  3. As a San Diegan and a spurned Chargers fan (and NFL for that matter), this articles makes it all better. Football may be the national king, but baseball is the lifeblood of communities all around America like San Diego. I cannot wait to catch many games this season in quite possibly the most beautiful ballpark in all the Show. Keep the faith!

  4. Well, padres wil never change and still same bad team always time.
    Padres always will trade any players for cheap players in every time.

    • Troll alert. This isn’t the same ownership.
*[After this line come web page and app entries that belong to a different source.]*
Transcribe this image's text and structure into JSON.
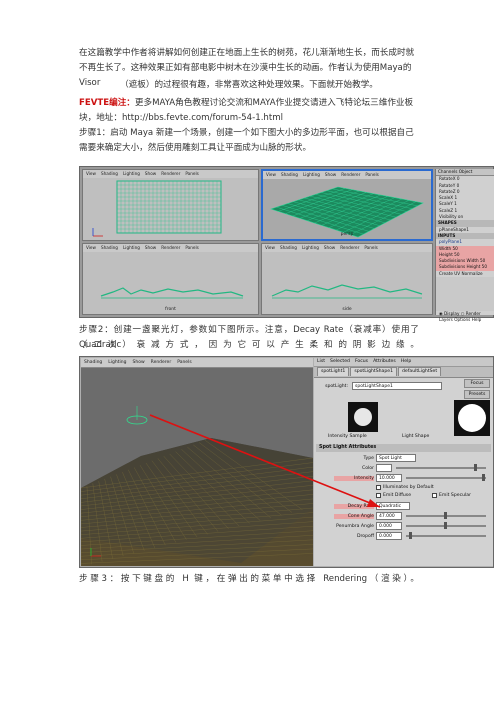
{
  "text": {
    "p1": "在这篇教学中作者将讲解如何创建正在地面上生长的树苑，花儿渐渐地生长，而长成时就不再生长了。这种效果正如有部电影中树木在沙漠中生长的动画。作者认为使用Maya的Visor",
    "p2": "（遮板）的过程很有趣，非常喜欢这种处理效果。下面就开始教学。",
    "p3_red": "FEVTE编注：",
    "p3_rest": "更多MAYA角色教程讨论交流和MAYA作业提交请进入飞特论坛三维作业板块，地址：http://bbs.fevte.com/forum-54-1.html",
    "p4": "步骤1：启动 Maya 新建一个场景，创建一个如下图大小的多边形平面，也可以根据自己需要来确定大小，然后使用雕刻工具让平面成为山脉的形状。",
    "p5": "步骤2：创建一盏聚光灯，参数如下图所示。注意，Decay Rate（衰减率）使用了 Quadratic",
    "p5b": "（二次）衰减方式，因为它可以产生柔和的阴影边缘。",
    "p6": "步骤3：按下键盘的 H 键，在弹出的菜单中选择 Rendering（渲染）。"
  },
  "fig1": {
    "menu": [
      "View",
      "Shading",
      "Lighting",
      "Show",
      "Renderer",
      "Panels"
    ],
    "labels": {
      "persp": "persp",
      "front": "front",
      "side": "side"
    },
    "channel_tabs": [
      "Channels",
      "Object"
    ],
    "channel_rows": [
      "RotateX 0",
      "RotateY 0",
      "RotateZ 0",
      "ScaleX 1",
      "ScaleY 1",
      "ScaleZ 1",
      "Visibility on"
    ],
    "shapes_header": "SHAPES",
    "shape_name": "pPlaneShape1",
    "inputs_header": "INPUTS",
    "input_name": "polyPlane1",
    "input_rows": [
      "Width 50",
      "Height 50",
      "Subdivisions Width 50",
      "Subdivisions Height 50",
      "Create UV Normalize"
    ],
    "layer_opts": [
      "Display",
      "Render"
    ],
    "layer_menu": [
      "Layers",
      "Options",
      "Help"
    ]
  },
  "fig2": {
    "menu": [
      "Shading",
      "Lighting",
      "Show",
      "Renderer",
      "Panels"
    ],
    "ae_menu": [
      "List",
      "Selected",
      "Focus",
      "Attributes",
      "Help"
    ],
    "ae_tabs": [
      "spotLight1",
      "spotLightShape1",
      "defaultLightSet"
    ],
    "node_type": "spotLight:",
    "node_name": "spotLightShape1",
    "focus_btn": "Focus",
    "presets_btn": "Presets",
    "intensity_sample": "Intensity Sample",
    "light_shape": "Light Shape",
    "section": "Spot Light Attributes",
    "type_label": "Type",
    "type_value": "Spot Light",
    "color_label": "Color",
    "intensity_label": "Intensity",
    "intensity_value": "10.000",
    "illum_default": "Illuminates by Default",
    "emit_diffuse": "Emit Diffuse",
    "emit_specular": "Emit Specular",
    "decay_label": "Decay Rate",
    "decay_value": "Quadratic",
    "cone_label": "Cone Angle",
    "cone_value": "47.000",
    "penumbra_label": "Penumbra Angle",
    "penumbra_value": "0.000",
    "dropoff_label": "Dropoff",
    "dropoff_value": "0.000"
  },
  "colors": {
    "highlight": "#e8a4a4",
    "red_text": "#cc1111",
    "arrow": "#dd1111",
    "mesh": "#22c08a"
  }
}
Ron Fowler and company bought this team because they were tired of watching that happen year in and year out.

  5. Jim Gallagher says:

    Thanks Mr. Gammons for such a positive article about a city and its only major league team. I agree with you the Padres have a bright future.

  6. Sam Bernstein says:

    This article gave me chills, I know we are in a dark time in this cities sports history, but it is great to read that there is a light at the end of the tunnel.

    • Sam Bernstein says:

      Or try this one, it is great to hear the notion that once the stormy clears, a rainbow will appear leading us to a pot of gold (a winning ball club)

  7. Peter Harris says:

    Thank you for this ,Peter. Seriously. San Diego fans needed it.

  8. Astute article Peter. I wish some of your fellow Media East Coasters took the time understand what is going on here before offering strong opinions one way or another.

  9. Mike Shatzer says:

    Thanks Mr. Gammons. San Diego sports fans appreciate rare encouragement from east coast media types. Padres may have only a few successful seasons since 1969, but we will forever love what Tony Gwynn, Trevor Hoffman, Randy Jones and others gave, and still give us – examples of dignity, compassion, achievement, inspiration. The Padres greatness lies in the examples these exceptional people have laid down for us, including our children, to follow.

  10. Finally, a positive article about the best city in the nation and the one team that I will always love. I no longer live in SD, but I get my time back home several times a year. Nothing more satisfying than listening to Padres’ radio on the app and hearing Ted Leitner’s voice talking about “My Padres”.

    Padres’ fans are upbeat, cool as the other side of the pillow, fans that love their team. Many of us know what’s coming down the pipeline and its exciting. Gonna fly my kid to Indiana and catch a Tin Caps’ game and see what the future looks like. Don’t worry, I’ll bring my shades.